● **Problem to solve**: Among the records below, find the lines with the word "icon" and copy them.

:::::

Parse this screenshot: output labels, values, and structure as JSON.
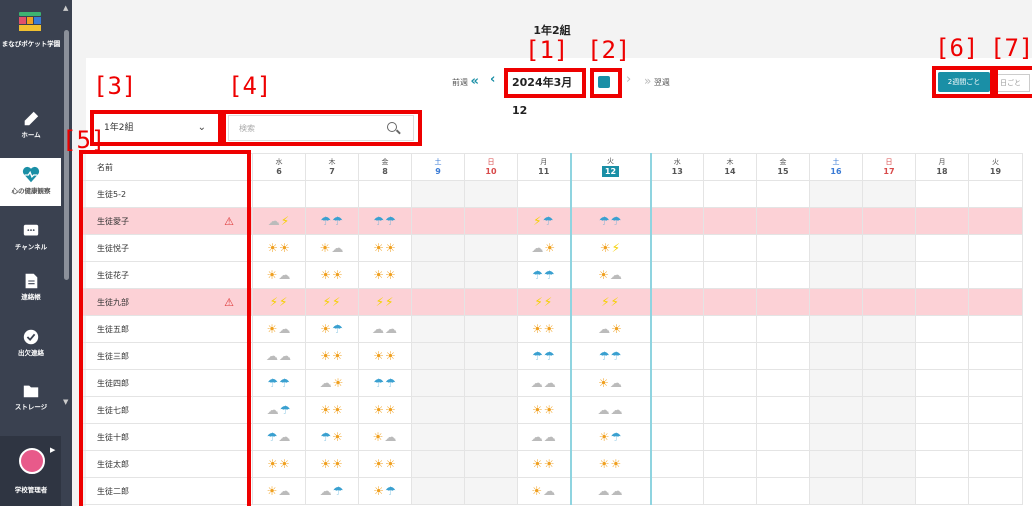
{
  "sidebar": {
    "school_name": "まなびポケット学園",
    "items": [
      {
        "label": "ホーム",
        "icon": "pencil-icon"
      },
      {
        "label": "心の健康観察",
        "icon": "heart-pulse-icon"
      },
      {
        "label": "チャンネル",
        "icon": "chat-icon"
      },
      {
        "label": "連絡帳",
        "icon": "notebook-icon"
      },
      {
        "label": "出欠連絡",
        "icon": "check-icon"
      },
      {
        "label": "ストレージ",
        "icon": "folder-icon"
      }
    ],
    "user_role": "学校管理者"
  },
  "page_title": "1年2組",
  "date_nav": {
    "prev_label": "前週",
    "next_label": "翌週",
    "current_date": "2024年3月12"
  },
  "view_buttons": {
    "two_weeks": "2週間ごと",
    "daily": "日ごと"
  },
  "class_select": {
    "value": "1年2組"
  },
  "search": {
    "placeholder": "検索"
  },
  "annotations": [
    "[1]",
    "[2]",
    "[3]",
    "[4]",
    "[5]",
    "[6]",
    "[7]"
  ],
  "table": {
    "name_header": "名前",
    "days": [
      {
        "dow": "水",
        "day": "6"
      },
      {
        "dow": "木",
        "day": "7"
      },
      {
        "dow": "金",
        "day": "8"
      },
      {
        "dow": "土",
        "day": "9"
      },
      {
        "dow": "日",
        "day": "10"
      },
      {
        "dow": "月",
        "day": "11"
      },
      {
        "dow": "火",
        "day": "12"
      },
      {
        "dow": "水",
        "day": "13"
      },
      {
        "dow": "木",
        "day": "14"
      },
      {
        "dow": "金",
        "day": "15"
      },
      {
        "dow": "土",
        "day": "16"
      },
      {
        "dow": "日",
        "day": "17"
      },
      {
        "dow": "月",
        "day": "18"
      },
      {
        "dow": "火",
        "day": "19"
      }
    ],
    "students": [
      {
        "name": "生徒5-2",
        "alert": false,
        "weather": [
          "",
          "",
          "",
          "",
          "",
          "",
          ""
        ]
      },
      {
        "name": "生徒愛子",
        "alert": true,
        "weather": [
          "☁⚡",
          "☂☂",
          "☂☂",
          "",
          "",
          "⚡☂",
          "☂☂"
        ]
      },
      {
        "name": "生徒悦子",
        "alert": false,
        "weather": [
          "☀☀",
          "☀☁",
          "☀☀",
          "",
          "",
          "☁☀",
          "☀⚡"
        ]
      },
      {
        "name": "生徒花子",
        "alert": false,
        "weather": [
          "☀☁",
          "☀☀",
          "☀☀",
          "",
          "",
          "☂☂",
          "☀☁"
        ]
      },
      {
        "name": "生徒九部",
        "alert": true,
        "weather": [
          "⚡⚡",
          "⚡⚡",
          "⚡⚡",
          "",
          "",
          "⚡⚡",
          "⚡⚡"
        ]
      },
      {
        "name": "生徒五郎",
        "alert": false,
        "weather": [
          "☀☁",
          "☀☂",
          "☁☁",
          "",
          "",
          "☀☀",
          "☁☀"
        ]
      },
      {
        "name": "生徒三郎",
        "alert": false,
        "weather": [
          "☁☁",
          "☀☀",
          "☀☀",
          "",
          "",
          "☂☂",
          "☂☂"
        ]
      },
      {
        "name": "生徒四郎",
        "alert": false,
        "weather": [
          "☂☂",
          "☁☀",
          "☂☂",
          "",
          "",
          "☁☁",
          "☀☁"
        ]
      },
      {
        "name": "生徒七郎",
        "alert": false,
        "weather": [
          "☁☂",
          "☀☀",
          "☀☀",
          "",
          "",
          "☀☀",
          "☁☁"
        ]
      },
      {
        "name": "生徒十郎",
        "alert": false,
        "weather": [
          "☂☁",
          "☂☀",
          "☀☁",
          "",
          "",
          "☁☁",
          "☀☂"
        ]
      },
      {
        "name": "生徒太郎",
        "alert": false,
        "weather": [
          "☀☀",
          "☀☀",
          "☀☀",
          "",
          "",
          "☀☀",
          "☀☀"
        ]
      },
      {
        "name": "生徒二郎",
        "alert": false,
        "weather": [
          "☀☁",
          "☁☂",
          "☀☂",
          "",
          "",
          "☀☁",
          "☁☁"
        ]
      }
    ]
  },
  "colors": {
    "accent": "#1a8fa6",
    "alert_row": "#fcd1d6",
    "annotation": "#e00000",
    "sidebar": "#3a4150"
  }
}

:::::

● **Task answer**:
        "icon": "pencil-icon"
        "icon": "heart-pulse-icon"
        "icon": "chat-icon"
        "icon": "notebook-icon"
        "icon": "check-icon"
        "icon": "folder-icon"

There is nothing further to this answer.